In my work as a career coach, I have learned that any change can be challenging. In many cases, changes cause us to reevaluate who we are at a fundamental level. We now live in a period of rapid social, technological, and professional change. Increasingly, people seek guidance about who they want to become and how to exploit opportunities undreamed of just a generation ago. Skilled coaches can support people through this type of personal and professional self-examination.

There are two general categories of coaching: life coaching and career coaching.

  • Life coaching helps people understand their motivating purpose and provides tools to help them accelerate the development of a life that they love.
  • Career coaching includes corporate or executive coaching as well as career change and transitions. People typically seek a career coach to help them make decisions about achieving job satisfaction and improving professional performance.

My History With Career Coaching

At one point in my life, I started to rethink “what I really wanted to do.” The process was both fascinating and somewhat uncomfortable. I knew that I wanted to transition but was unsure of the details of the direction I wanted to take. I was sure that I was not alone, that many others shared my uncertainty about the next steps to take. I decided to become a professional career coach.

My own training as a coach is based on the principals set out by Thomas Leonard, who established the International Coaching Federation. Leonard believed that people seek out coaching for a variety of reasons, such as:

  • To make a significant change in career, relationships, or lifestyle to improve their quality of life.
  • To better deal with uncertainty. In today’s world there are fewer rules and precedents to guide choices, so people seek clarity and support.
  • To make better decisions. As life speeds up and presents a wide array of new choices, the criteria for decision making must be examined carefully.
  • To set better goals. Changing times can make career and life paths less relevant requiring goal reassessment.
  • To reach goals faster. New goals often imply wandering into new territory. Creating structure, tools, and accountability is advantageous.
  • To get ahead professionally. Life-long learning and self-development are increasingly necessary. Coaching can save both time and money in the process of setting plans and timetables.
  • To address an altered reality of employment. Contracting, outsourcing, temporary work, job sharing, telecommuting, and virtual organizations are increasing. Support and clarification help s to understand the new exciting set of possibilities.
  • To be a more effective leader. Energizing a diverse group of colleagues requires understanding the dissimilarity in values of different generations and knowing how to create a compelling vision.
  • To reduce stress by examining how a sense of purpose supports one’s personal sense of well-being.

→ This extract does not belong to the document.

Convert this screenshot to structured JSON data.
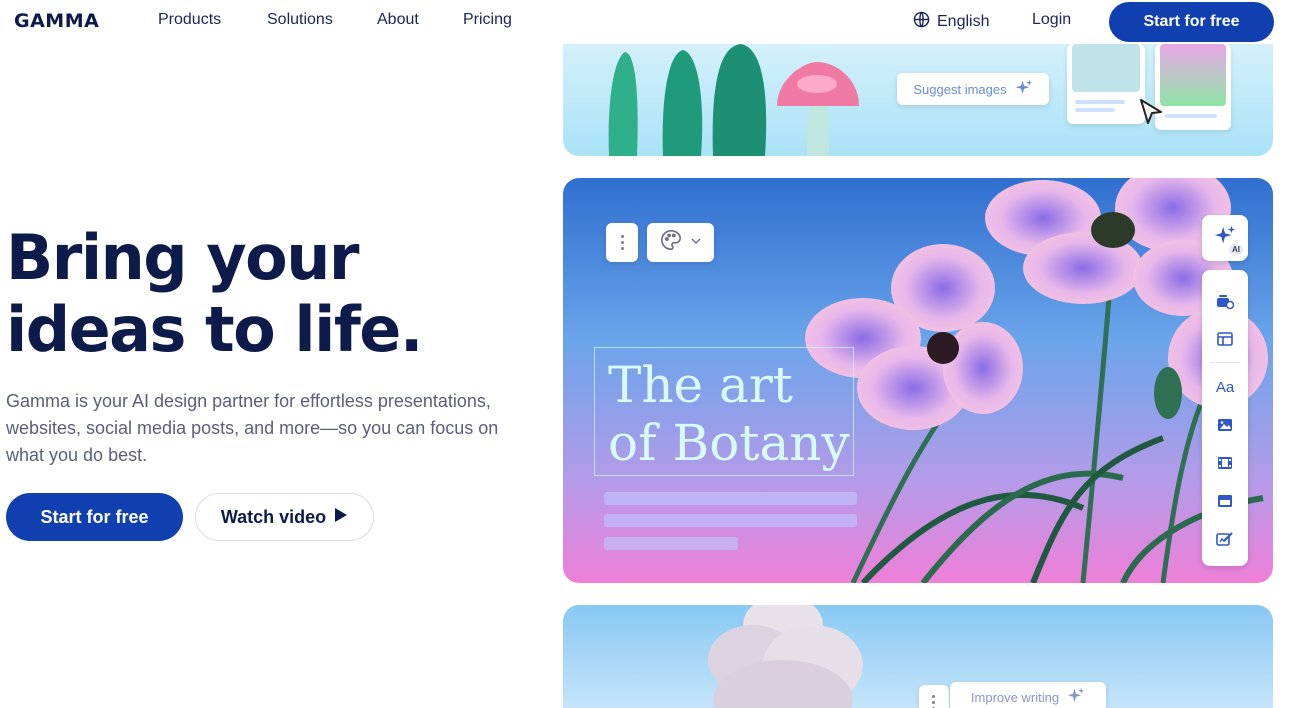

What Coaching Is Not

Most of us are familiar with the important role that coaches play in the world of sports. What is less familiar is what life coaches and career coaches do. They are frequently confused with other types of professional helpers. While the following distinctions may still be debated, there is an emerging consensus between these professions about their primary characteristics.

Coaching versus Therapy

Therapy focuses on a person’s past. The goal is to identify and heal psychological injuries that may interfere with the ability to live fully in the present. Coaching helps people identify a vision for the future and enables them to develop new behaviors that will lead to their own definition of success. Very simply, therapy looks back while coaching looks forward.

Coaching versus Consulting

A consultant is an expert who gives advice and takes responsibility for the success of a project. Consultants do lots of talking based on their experience. In coaching, the client identifies the results they want to produce and examines the changes they will have to make to reach their vision. The client takes responsibility for progress. Coaches rarely give advice. Instead, they ask illuminating questions.

Coaching versus Mentoring

A mentor is an expert with knowledge and experience in a particular field or organization. A mentor guides others, often younger people. A coach is an expert on the development of people and helps people move forward on their own unique path.

The world is moving faster, and we are living longer, so we all will have several opportunities to recreate ourselves. Coaching helps people to identify goals along the way and ultimately, to function at their best.

Peter Sherer is a nationally recognized career coach who offers clarity and confidence to mid-career and senior executives in transition. In just two short days, his rigorous assessment tools enable his clients to identify a meaningful assignment that uses all of their skills and experience. Learn more and get in touch with Peter today.